Football in the 1950s was very different from today, not only in the stands, but also on the pitch. Pitch technology was rather primitive compared with today, so pitches soon became waterlogged and muddy.
“Of course the pitches at that time were just a quagmire. When we were low down we could see, sometimes the football boots got stuck in the mud, and they would come off! Oh it was terrible, it was like a ploughed field, and the centre circle and the two penalty areas were just mud. Sometimes water lying and the ball splashing in the mud. And stopping dead, because it was a leather ball, so it picked up all the water.
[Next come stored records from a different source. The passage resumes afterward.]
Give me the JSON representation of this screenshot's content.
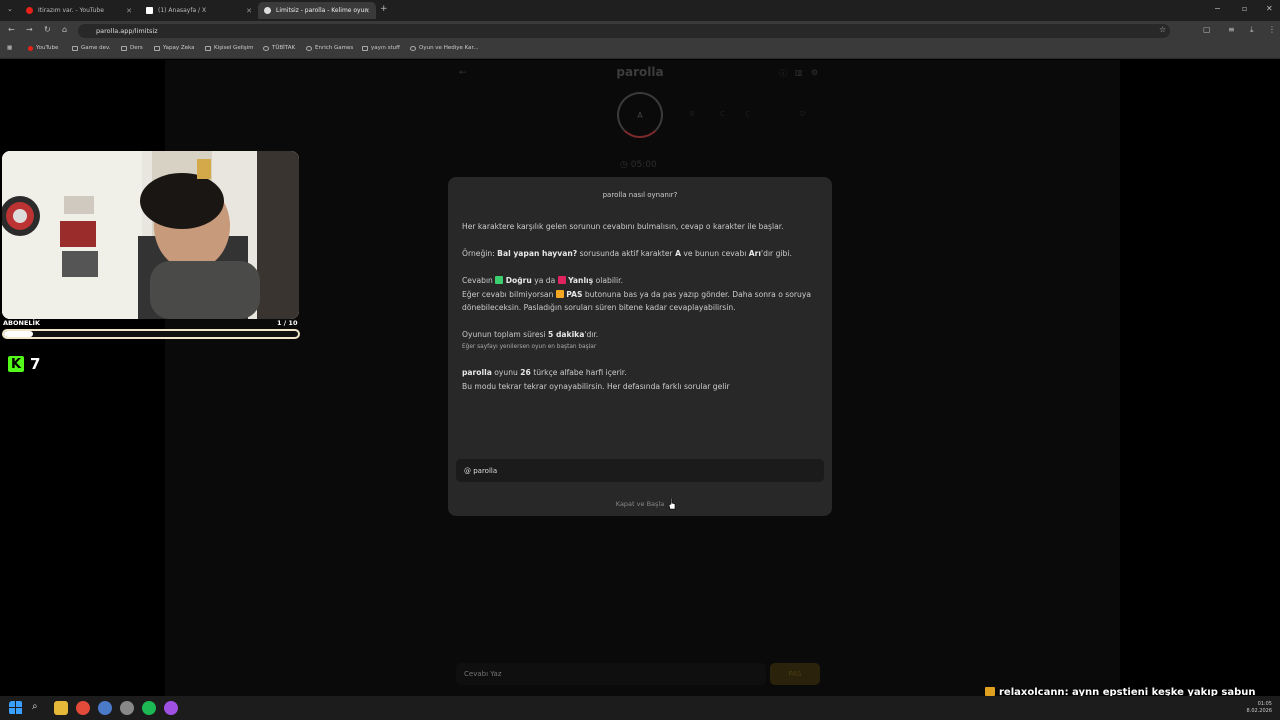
{
  "browser": {
    "tabs": [
      {
        "label": "Itirazım var. - YouTube",
        "favicon_color": "#e62117",
        "active": false
      },
      {
        "label": "(1) Anasayfa / X",
        "favicon_color": "#ffffff",
        "active": false
      },
      {
        "label": "Limitsiz - parolla - Kelime oyun",
        "favicon_color": "#dddddd",
        "active": true
      }
    ],
    "new_tab": "+",
    "url": "parolla.app/limitsiz",
    "bookmarks": [
      "YouTube",
      "Game dev.",
      "Ders",
      "Yapay Zeka",
      "Kişisel Gelişim",
      "TÜBİTAK",
      "Enrich Games",
      "yayın stuff",
      "Oyun ve Hediye Kar..."
    ]
  },
  "app": {
    "title": "parolla",
    "current_letter": "A",
    "letters": [
      "B",
      "C",
      "Ç",
      "D"
    ],
    "timer": "05:00",
    "answer_placeholder": "Cevabı Yaz",
    "pass_label": "PAS"
  },
  "modal": {
    "title": "parolla nasıl oynanır?",
    "p1": "Her karaktere karşılık gelen sorunun cevabını bulmalısın, cevap o karakter ile başlar.",
    "ex_prefix": "Örneğin: ",
    "ex_question": "Bal yapan hayvan?",
    "ex_mid1": " sorusunda aktif karakter ",
    "ex_letter": "A",
    "ex_mid2": " ve bunun cevabı ",
    "ex_answer": "Arı",
    "ex_suffix": "'dır gibi.",
    "ans_prefix": "Cevabın ",
    "correct": "Doğru",
    "ans_mid": " ya da ",
    "wrong": "Yanlış",
    "ans_suffix": " olabilir.",
    "pass_prefix": "Eğer cevabı bilmiyorsan ",
    "pass": "PAS",
    "pass_suffix": " butonuna bas ya da pas yazıp gönder. Daha sonra o soruya dönebileceksin. Pasladığın soruları süren bitene kadar cevaplayabilirsin.",
    "time_prefix": "Oyunun toplam süresi ",
    "time_value": "5 dakika",
    "time_suffix": "'dır.",
    "refresh_note": "Eğer sayfayı yenilersen oyun en baştan başlar",
    "letters_brand": "parolla",
    "letters_mid": " oyunu ",
    "letters_count": "26",
    "letters_suffix": " türkçe alfabe harfi içerir.",
    "replay": "Bu modu tekrar tekrar oynayabilirsin. Her defasında farklı sorular gelir",
    "credit": "@ parolla",
    "start_button": "Kapat ve Başla",
    "colors": {
      "correct": "#3ecf6e",
      "wrong": "#e0245e",
      "pass": "#f5a623"
    }
  },
  "stream": {
    "sub_label": "ABONELİK",
    "sub_count": "1 / 10",
    "sub_progress": 0.1,
    "kick_viewers": "7",
    "chat_user": "relaxolcann",
    "chat_message": ": aynn epstieni keşke yakıp sabun yapsaydı htler"
  },
  "taskbar": {
    "time": "01:05",
    "date": "8.02.2026"
  }
}
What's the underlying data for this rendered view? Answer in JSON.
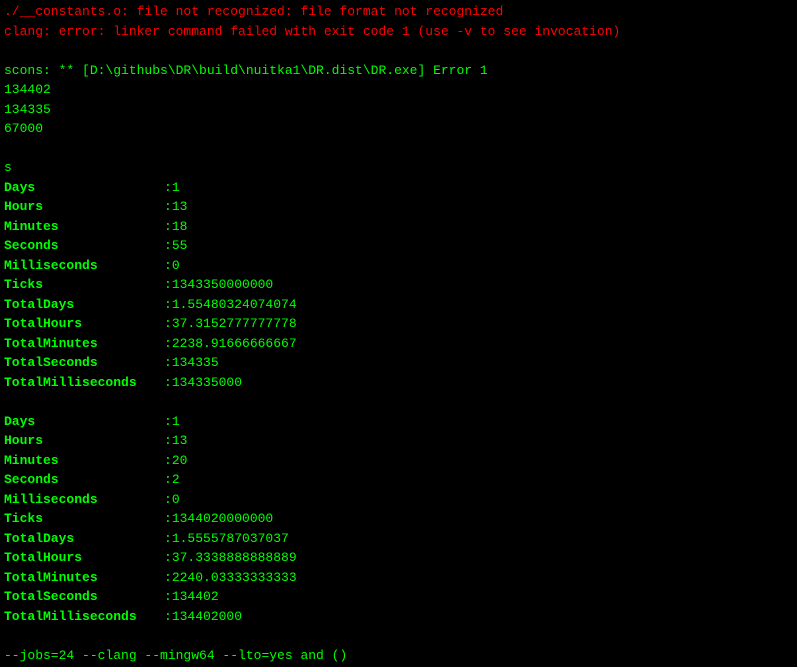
{
  "terminal": {
    "lines": [
      {
        "type": "error",
        "text": "./__constants.o: file not recognized: file format not recognized"
      },
      {
        "type": "error",
        "text": "clang: error: linker command failed with exit code 1 (use -v to see invocation)"
      },
      {
        "type": "blank",
        "text": ""
      },
      {
        "type": "normal",
        "text": "scons: ** [D:\\githubs\\DR\\build\\nuitka1\\DR.dist\\DR.exe] Error 1"
      },
      {
        "type": "normal",
        "text": "134402"
      },
      {
        "type": "normal",
        "text": "134335"
      },
      {
        "type": "normal",
        "text": "67000"
      },
      {
        "type": "blank",
        "text": ""
      },
      {
        "type": "normal",
        "text": "s"
      }
    ],
    "block1": {
      "rows": [
        {
          "label": "Days",
          "value": "1"
        },
        {
          "label": "Hours",
          "value": "13"
        },
        {
          "label": "Minutes",
          "value": "18"
        },
        {
          "label": "Seconds",
          "value": "55"
        },
        {
          "label": "Milliseconds",
          "value": "0"
        },
        {
          "label": "Ticks",
          "value": "1343350000000"
        },
        {
          "label": "TotalDays",
          "value": "1.55480324074074"
        },
        {
          "label": "TotalHours",
          "value": "37.3152777777778"
        },
        {
          "label": "TotalMinutes",
          "value": "2238.91666666667"
        },
        {
          "label": "TotalSeconds",
          "value": "134335"
        },
        {
          "label": "TotalMilliseconds",
          "value": "134335000"
        }
      ]
    },
    "block2": {
      "rows": [
        {
          "label": "Days",
          "value": "1"
        },
        {
          "label": "Hours",
          "value": "13"
        },
        {
          "label": "Minutes",
          "value": "20"
        },
        {
          "label": "Seconds",
          "value": "2"
        },
        {
          "label": "Milliseconds",
          "value": "0"
        },
        {
          "label": "Ticks",
          "value": "1344020000000"
        },
        {
          "label": "TotalDays",
          "value": "1.5555787037037"
        },
        {
          "label": "TotalHours",
          "value": "37.3338888888889"
        },
        {
          "label": "TotalMinutes",
          "value": "2240.03333333333"
        },
        {
          "label": "TotalSeconds",
          "value": "134402"
        },
        {
          "label": "TotalMilliseconds",
          "value": "134402000"
        }
      ]
    },
    "footer": "--jobs=24 --clang --mingw64 --lto=yes and ()"
  }
}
Then the winter, when it was snowy they couldn’t clear the whole pitch, so they would just run the lines, clear the lines, I can remember them using an orange ball.”
Krystal recalls that,
“They would play in all weather; if there was going to be snow or frost, no underground heating, they would put straw all over the pitch to stop the frost getting into the ground, it would go on the top, and also if the snow came, it wasn’t cancelled, they weren’t namby-pambys like today’s fellas, you know they were men, and so what happened was when the match was ready to play you would get volunteers from the crowd, they would ask for volunteers and people would go on and brush the snow and the straw off the pitch, so all the way around the cinder track was thick with snow and this straw stuff, and if there was still a thin coating, which you can sometimes get if it’s cold enough, they would then mark out the pitch; the goal area, the centre circle, the penalty area, they would mark it out in the snow and they would go on and play in those conditions with a leather ball, I mean it’s, they wouldn’t play in those conditions now, the match would be cancelled or it wouldn’t even go ahead.”
For many women fans, like men fans, key qualities they admired in the players included courage and toughness, a sense that they were ‘real men’.
Krystal believes that today’s players could not play on the grounds of the 1950s, as they were often just mud. She believes also had to have more skills in the 50s because the ball was so heavy:
“You see you can’t compare, you can look but you can’t compare because it’s entirely different; the ground, half the grounds today they wouldn’t play on, mud, literally mud, the leather ball, you know there’s so much different now to what there was then, so you can’t compare, you can only say what it was like then. I mean you had to have extra skills in the 50s because of the heavy ball”.
Joan has a similar view, because of the boots and the ball of the 1950s:
“I don’t think the players of today could not stand up to what the players did then. Their football boots for a start - they were solid leather. The ball was leather. Nowadays, they’re plastic. I don’t think if you give a Newcastle United player toady, a pair of the boots that they had back then, they could even walk onto the pitch.”
Newcastle United manager Joe Harvey and players clear snow from the pitch at St James' Park, February 1963
Image courtesy of the Newcastle Chronicle
There is British Pathe newsreel footage of a game at St James’s park in 1954 played on ice and snow!